■ WHAT IS REQUIRED:
Having read the material, return every line of it exactly.

■ EXERCISE DATA:
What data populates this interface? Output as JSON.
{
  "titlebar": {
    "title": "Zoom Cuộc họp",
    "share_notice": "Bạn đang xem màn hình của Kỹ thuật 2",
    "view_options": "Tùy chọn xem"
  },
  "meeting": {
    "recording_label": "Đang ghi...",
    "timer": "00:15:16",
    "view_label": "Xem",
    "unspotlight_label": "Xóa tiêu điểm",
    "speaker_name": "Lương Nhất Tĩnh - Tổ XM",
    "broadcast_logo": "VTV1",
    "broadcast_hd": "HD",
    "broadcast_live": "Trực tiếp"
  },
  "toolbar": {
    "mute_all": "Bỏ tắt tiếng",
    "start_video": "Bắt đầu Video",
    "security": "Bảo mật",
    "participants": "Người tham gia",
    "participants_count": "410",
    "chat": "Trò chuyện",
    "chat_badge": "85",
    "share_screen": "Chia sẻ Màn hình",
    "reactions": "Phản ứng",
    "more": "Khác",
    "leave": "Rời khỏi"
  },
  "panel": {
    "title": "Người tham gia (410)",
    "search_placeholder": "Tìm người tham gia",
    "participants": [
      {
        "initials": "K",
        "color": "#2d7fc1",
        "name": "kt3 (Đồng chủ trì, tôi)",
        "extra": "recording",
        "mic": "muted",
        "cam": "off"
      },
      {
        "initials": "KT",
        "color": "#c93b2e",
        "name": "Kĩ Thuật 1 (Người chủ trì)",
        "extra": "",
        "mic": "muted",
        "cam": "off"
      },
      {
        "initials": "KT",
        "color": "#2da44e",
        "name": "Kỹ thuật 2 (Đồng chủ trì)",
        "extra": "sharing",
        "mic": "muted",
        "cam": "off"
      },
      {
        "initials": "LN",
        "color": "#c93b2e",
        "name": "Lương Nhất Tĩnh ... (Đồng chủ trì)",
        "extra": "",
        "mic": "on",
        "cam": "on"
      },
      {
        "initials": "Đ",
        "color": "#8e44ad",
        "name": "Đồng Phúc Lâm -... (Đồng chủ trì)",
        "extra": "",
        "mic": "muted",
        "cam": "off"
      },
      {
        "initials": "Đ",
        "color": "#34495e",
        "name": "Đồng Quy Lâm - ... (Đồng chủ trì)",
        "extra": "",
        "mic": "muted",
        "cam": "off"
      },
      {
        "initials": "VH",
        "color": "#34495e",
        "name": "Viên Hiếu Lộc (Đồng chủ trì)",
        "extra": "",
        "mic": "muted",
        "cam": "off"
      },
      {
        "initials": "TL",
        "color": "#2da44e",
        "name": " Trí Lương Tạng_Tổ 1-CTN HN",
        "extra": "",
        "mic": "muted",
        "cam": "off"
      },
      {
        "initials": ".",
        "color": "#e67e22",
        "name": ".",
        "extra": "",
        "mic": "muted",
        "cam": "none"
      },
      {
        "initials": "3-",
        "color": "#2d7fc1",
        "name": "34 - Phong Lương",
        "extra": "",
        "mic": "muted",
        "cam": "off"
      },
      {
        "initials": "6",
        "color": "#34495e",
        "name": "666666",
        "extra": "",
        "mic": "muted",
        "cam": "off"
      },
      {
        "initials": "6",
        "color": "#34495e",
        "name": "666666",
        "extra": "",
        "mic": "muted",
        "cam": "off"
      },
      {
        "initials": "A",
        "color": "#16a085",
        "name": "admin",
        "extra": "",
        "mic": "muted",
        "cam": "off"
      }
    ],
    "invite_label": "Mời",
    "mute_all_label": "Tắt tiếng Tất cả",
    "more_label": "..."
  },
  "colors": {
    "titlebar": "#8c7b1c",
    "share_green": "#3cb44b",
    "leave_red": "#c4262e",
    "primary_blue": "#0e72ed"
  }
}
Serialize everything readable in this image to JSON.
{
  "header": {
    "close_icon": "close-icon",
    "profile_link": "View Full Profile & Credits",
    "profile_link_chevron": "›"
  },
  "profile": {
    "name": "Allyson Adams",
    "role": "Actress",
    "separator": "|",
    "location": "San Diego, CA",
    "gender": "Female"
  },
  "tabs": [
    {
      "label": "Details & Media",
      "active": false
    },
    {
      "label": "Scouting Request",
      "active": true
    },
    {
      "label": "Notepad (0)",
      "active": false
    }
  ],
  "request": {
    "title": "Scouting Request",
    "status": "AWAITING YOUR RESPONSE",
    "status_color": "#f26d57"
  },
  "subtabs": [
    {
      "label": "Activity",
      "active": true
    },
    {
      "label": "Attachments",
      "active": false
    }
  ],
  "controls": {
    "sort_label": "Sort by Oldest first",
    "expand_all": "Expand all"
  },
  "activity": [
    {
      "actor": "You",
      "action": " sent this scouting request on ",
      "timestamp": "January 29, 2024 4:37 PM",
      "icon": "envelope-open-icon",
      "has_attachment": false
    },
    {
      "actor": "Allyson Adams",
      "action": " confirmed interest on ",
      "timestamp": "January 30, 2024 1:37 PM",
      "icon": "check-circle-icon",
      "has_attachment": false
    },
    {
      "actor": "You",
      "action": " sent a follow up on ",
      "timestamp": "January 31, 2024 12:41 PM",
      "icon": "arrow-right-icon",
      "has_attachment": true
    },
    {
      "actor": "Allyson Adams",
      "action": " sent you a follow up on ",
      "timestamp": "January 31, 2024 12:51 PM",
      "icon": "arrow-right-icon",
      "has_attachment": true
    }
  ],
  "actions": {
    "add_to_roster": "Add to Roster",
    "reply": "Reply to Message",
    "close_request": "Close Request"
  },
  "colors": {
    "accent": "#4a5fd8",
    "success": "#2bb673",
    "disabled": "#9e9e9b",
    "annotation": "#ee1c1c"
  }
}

■ RESPONSE BELOW:
What data populates this interface? Output as JSON.
{
  "titlebar": {
    "title": "Zoom Cuộc họp",
    "share_notice": "Bạn đang xem màn hình của Kỹ thuật 2",
    "view_options": "Tùy chọn xem"
  },
  "meeting": {
    "recording_label": "Đang ghi...",
    "timer": "00:15:16",
    "view_label": "Xem",
    "unspotlight_label": "Xóa tiêu điểm",
    "speaker_name": "Lương Nhất Tĩnh - Tổ XM",
    "broadcast_logo": "VTV1",
    "broadcast_hd": "HD",
    "broadcast_live": "Trực tiếp"
  },
  "toolbar": {
    "mute_all": "Bỏ tắt tiếng",
    "start_video": "Bắt đầu Video",
    "security": "Bảo mật",
    "participants": "Người tham gia",
    "participants_count": "410",
    "chat": "Trò chuyện",
    "chat_badge": "85",
    "share_screen": "Chia sẻ Màn hình",
    "reactions": "Phản ứng",
    "more": "Khác",
    "leave": "Rời khỏi"
  },
  "panel": {
    "title": "Người tham gia (410)",
    "search_placeholder": "Tìm người tham gia",
    "participants": [
      {
        "initials": "K",
        "color": "#2d7fc1",
        "name": "kt3 (Đồng chủ trì, tôi)",
        "extra": "recording",
        "mic": "muted",
        "cam": "off"
      },
      {
        "initials": "KT",
        "color": "#c93b2e",
        "name": "Kĩ Thuật 1 (Người chủ trì)",
        "extra": "",
        "mic": "muted",
        "cam": "off"
      },
      {
        "initials": "KT",
        "color": "#2da44e",
        "name": "Kỹ thuật 2 (Đồng chủ trì)",
        "extra": "sharing",
        "mic": "muted",
        "cam": "off"
      },
      {
        "initials": "LN",
        "color": "#c93b2e",
        "name": "Lương Nhất Tĩnh ... (Đồng chủ trì)",
        "extra": "",
        "mic": "on",
        "cam": "on"
      },
      {
        "initials": "Đ",
        "color": "#8e44ad",
        "name": "Đồng Phúc Lâm -... (Đồng chủ trì)",
        "extra": "",
        "mic": "muted",
        "cam": "off"
      },
      {
        "initials": "Đ",
        "color": "#34495e",
        "name": "Đồng Quy Lâm - ... (Đồng chủ trì)",
        "extra": "",
        "mic": "muted",
        "cam": "off"
      },
      {
        "initials": "VH",
        "color": "#34495e",
        "name": "Viên Hiếu Lộc (Đồng chủ trì)",
        "extra": "",
        "mic": "muted",
        "cam": "off"
      },
      {
        "initials": "TL",
        "color": "#2da44e",
        "name": " Trí Lương Tạng_Tổ 1-CTN HN",
        "extra": "",
        "mic": "muted",
        "cam": "off"
      },
      {
        "initials": ".",
        "color": "#e67e22",
        "name": ".",
        "extra": "",
        "mic": "muted",
        "cam": "none"
      },
      {
        "initials": "3-",
        "color": "#2d7fc1",
        "name": "34 - Phong Lương",
        "extra": "",
        "mic": "muted",
        "cam": "off"
      },
      {
        "initials": "6",
        "color": "#34495e",
        "name": "666666",
        "extra": "",
        "mic": "muted",
        "cam": "off"
      },
      {
        "initials": "6",
        "color": "#34495e",
        "name": "666666",
        "extra": "",
        "mic": "muted",
        "cam": "off"
      },
      {
        "initials": "A",
        "color": "#16a085",
        "name": "admin",
        "extra": "",
        "mic": "muted",
        "cam": "off"
      }
    ],
    "invite_label": "Mời",
    "mute_all_label": "Tắt tiếng Tất cả",
    "more_label": "..."
  },
  "colors": {
    "titlebar": "#8c7b1c",
    "share_green": "#3cb44b",
    "leave_red": "#c4262e",
    "primary_blue": "#0e72ed"
  }
}
Serialize everything readable in this image to JSON.
{
  "header": {
    "close_icon": "close-icon",
    "profile_link": "View Full Profile & Credits",
    "profile_link_chevron": "›"
  },
  "profile": {
    "name": "Allyson Adams",
    "role": "Actress",
    "separator": "|",
    "location": "San Diego, CA",
    "gender": "Female"
  },
  "tabs": [
    {
      "label": "Details & Media",
      "active": false
    },
    {
      "label": "Scouting Request",
      "active": true
    },
    {
      "label": "Notepad (0)",
      "active": false
    }
  ],
  "request": {
    "title": "Scouting Request",
    "status": "AWAITING YOUR RESPONSE",
    "status_color": "#f26d57"
  },
  "subtabs": [
    {
      "label": "Activity",
      "active": true
    },
    {
      "label": "Attachments",
      "active": false
    }
  ],
  "controls": {
    "sort_label": "Sort by Oldest first",
    "expand_all": "Expand all"
  },
  "activity": [
    {
      "actor": "You",
      "action": " sent this scouting request on ",
      "timestamp": "January 29, 2024 4:37 PM",
      "icon": "envelope-open-icon",
      "has_attachment": false
    },
    {
      "actor": "Allyson Adams",
      "action": " confirmed interest on ",
      "timestamp": "January 30, 2024 1:37 PM",
      "icon": "check-circle-icon",
      "has_attachment": false
    },
    {
      "actor": "You",
      "action": " sent a follow up on ",
      "timestamp": "January 31, 2024 12:41 PM",
      "icon": "arrow-right-icon",
      "has_attachment": true
    },
    {
      "actor": "Allyson Adams",
      "action": " sent you a follow up on ",
      "timestamp": "January 31, 2024 12:51 PM",
      "icon": "arrow-right-icon",
      "has_attachment": true
    }
  ],
  "actions": {
    "add_to_roster": "Add to Roster",
    "reply": "Reply to Message",
    "close_request": "Close Request"
  },
  "colors": {
    "accent": "#4a5fd8",
    "success": "#2bb673",
    "disabled": "#9e9e9b",
    "annotation": "#ee1c1c"
  }
}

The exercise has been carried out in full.